Those who claim otherwise sounded no alarm when Obama marginalized conservative outlets, especially Fox News, or when his Justice Department threatened reporters with prosecution. The use of government offices during his administration to monitor and intimidate the press really did implicate the First Amendment.
None of this should be surprising given the evolution of journalism since the 1960s, when reporters began to inject personal sensibilities into the news and infuse their reporting with a political point of view. The truth is that journalism was never completely objective because writers have always had opinions. Still, reporters traditionally strove to suspend their own subjectivity. With the advent of the “New Journalism,” however, it became acceptable to displace objectivity with literary artifice.

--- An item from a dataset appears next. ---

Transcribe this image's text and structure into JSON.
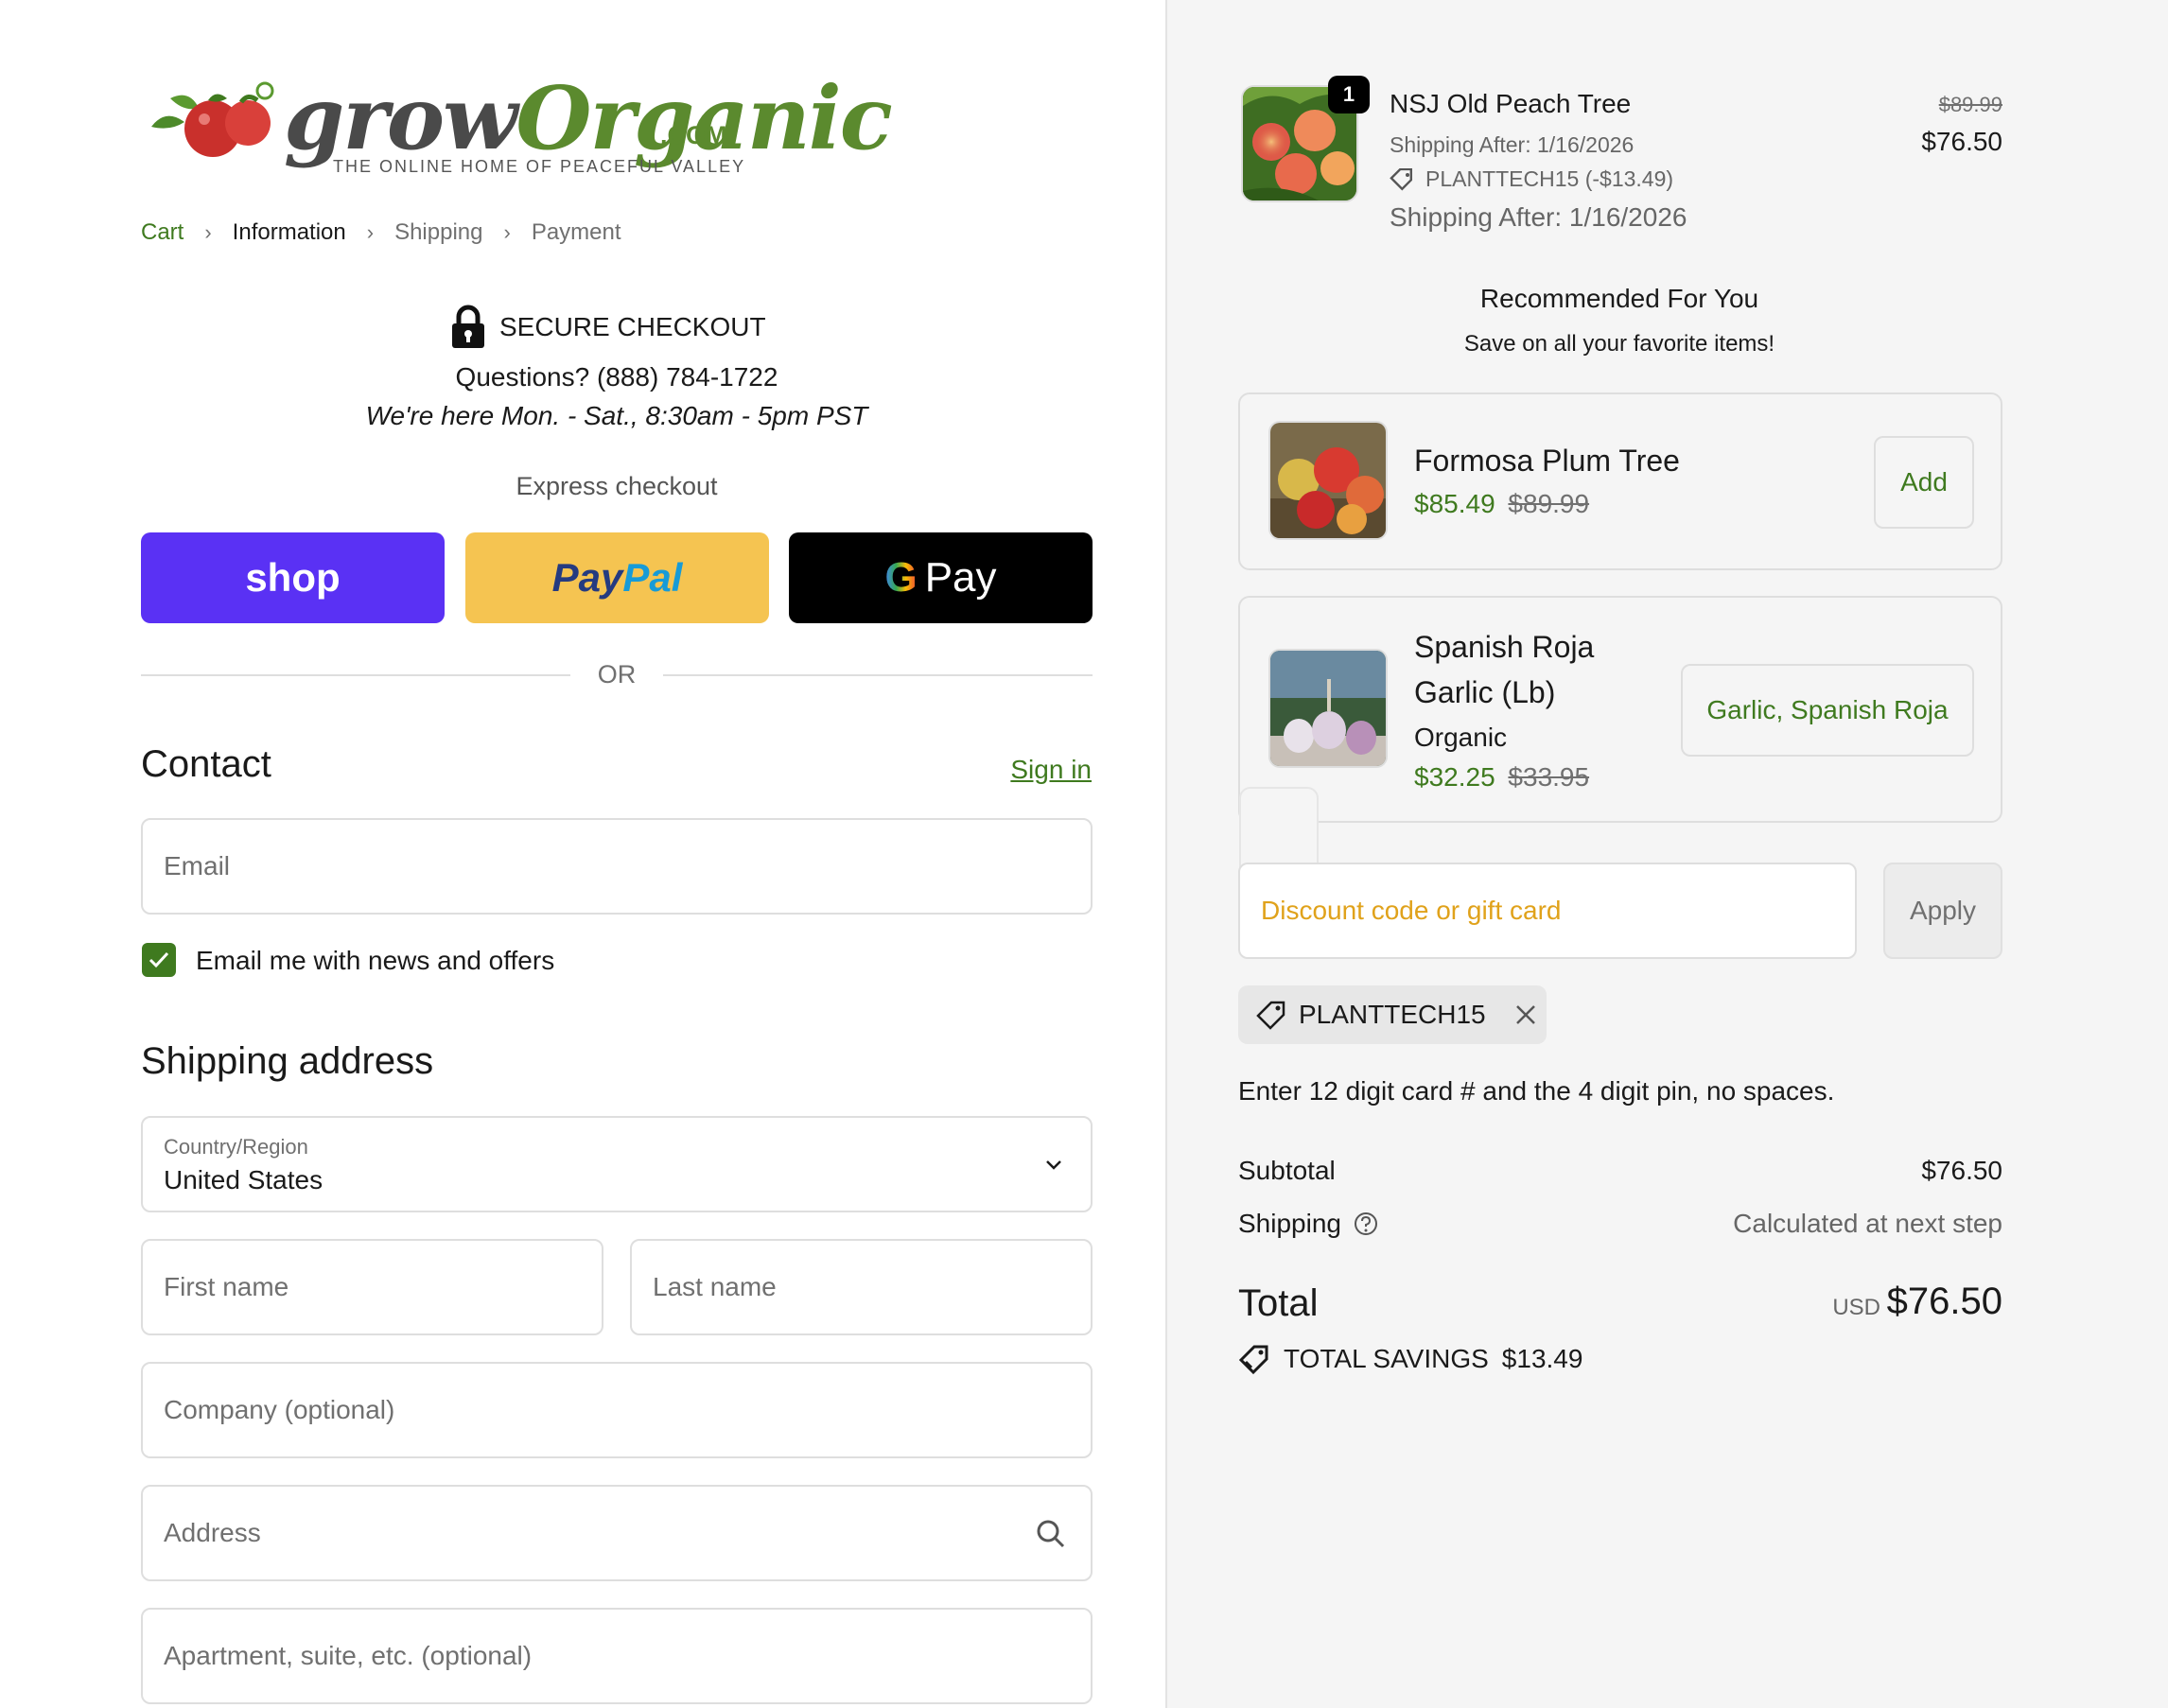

Though this trend was soon jettisoned as an acceptable journalistic standard, it left behind a legacy of editorial tolerance for writers whose reporting reflected their political views – particularly when they promoted liberal politicians, advocated progressive policies, or disparaged Israel.
Through the First Amendment, America’s founding fathers envisioned a free citizen press that would be independent of government. They did not anticipate a factional media that would actively promote some administrations and undermine others. The media’s embarrassingly soft coverage of the Obama White House and adversarial treatment of Trump’s administration show the polar extremes of its partisan dysfunction.
There’s nothing wrong with criticizing the president and reporting his gaffes, or with publishing opinion and commentary on the editorial page. Straight news, however, should be reported without venom or spleen. The media failed in its constitutional mission by not covering Obama’s administration critically, and continues to fail as it behaves like an opposition party against Trump.
Reporters should never seek to placate their subjects, but neither should they present tendentious advocacy as hard news or neutral analysis. When public opinion surveys show that many people find Mr. Trump’s tweets more credible sources of information than traditional news outlets, the media should realize it has a problem and correct its behavior accordingly – for the proper functioning of society if not for the sake of its own integrity.